apple-tim-cook-steve-jobs-david-mantekApple has done quite a bit of corporate giving in recent years. Most recently, Apple launched an initiative surrounding Earth Day that would help raise money for the World Wildlife Fund. When users made purchases within specific apps, they could help raise money for the World Wildlife Fund. This product was called Apps for Earth, and it lasted 10 days during which the World Wildlife Fund received 100% of the proceeds from participating apps.

Apple has clearly made efforts in terms of going green. But the company also cares about giving back to a number of different causes. Apple has donated a lot over the past few years but the company was not always known for giving. When Steve Jobs was the CEO, he believed in contributing to society with the revolutionary products his company made more than through donations to causes. But this changed when Tim Cook became Apple’s CEO.

When Cook first took the lead in April 2011, he quickly implemented a program to match employee donations. Apple even extended its matching program to include employee volunteer time in 2015. Some of Apple’s notable donations include $50 million to Stanford University’s new hospital buildings in 2012, $100 million donated to Project Red, rock star Bono’s organization to help combat HIV/AIDS.

Apple also knows the importance of molding the minds of the future. The company works hard to give educational opportunities to young people throughout the country. Apple has also given $100 million in Apple products and cash grants to ConnectED, a program that gives underprivileged students access to technology in school. Apple has also given $500,000 to a Bay Area antipoverty organization called SF Gives.

In March of 2015, Apple announced a $40 million gift to promote training in technology for women and minorities. This donation was made after Johnny Taylor, the Thurgood Marshall College Fund president, reached out to Apple. In 2014, he met with the human-resources chief of Apple, Denise Young Smith, who was a graduate of historically black college. Mr. Taylor expressed that making a gift would not only be a charitable enterprise but also a “talent proposition” for Apple.

More than $40 million of the donation went to the Thurgood Marshall College Fund in order to support technology training at historically black colleges and universities. The remainder of the money went to the National Center for Women and Information Technology. When this initiative was created, Apple hoped that these donations would lead to the success of many women and minority technology workers who could one day fill careers in the company’s Cupertino, California headquarters.

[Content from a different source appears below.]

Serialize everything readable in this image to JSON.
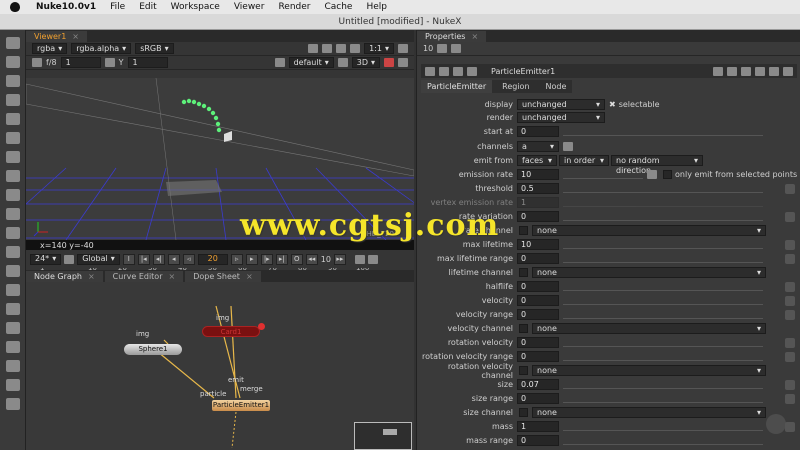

From caring for the planet to contributing to education, Apple has donated to a number of causes. Apple is making a difference through not only its inventions but its philanthropy, and this is largely thanks to CEO Tim Cook.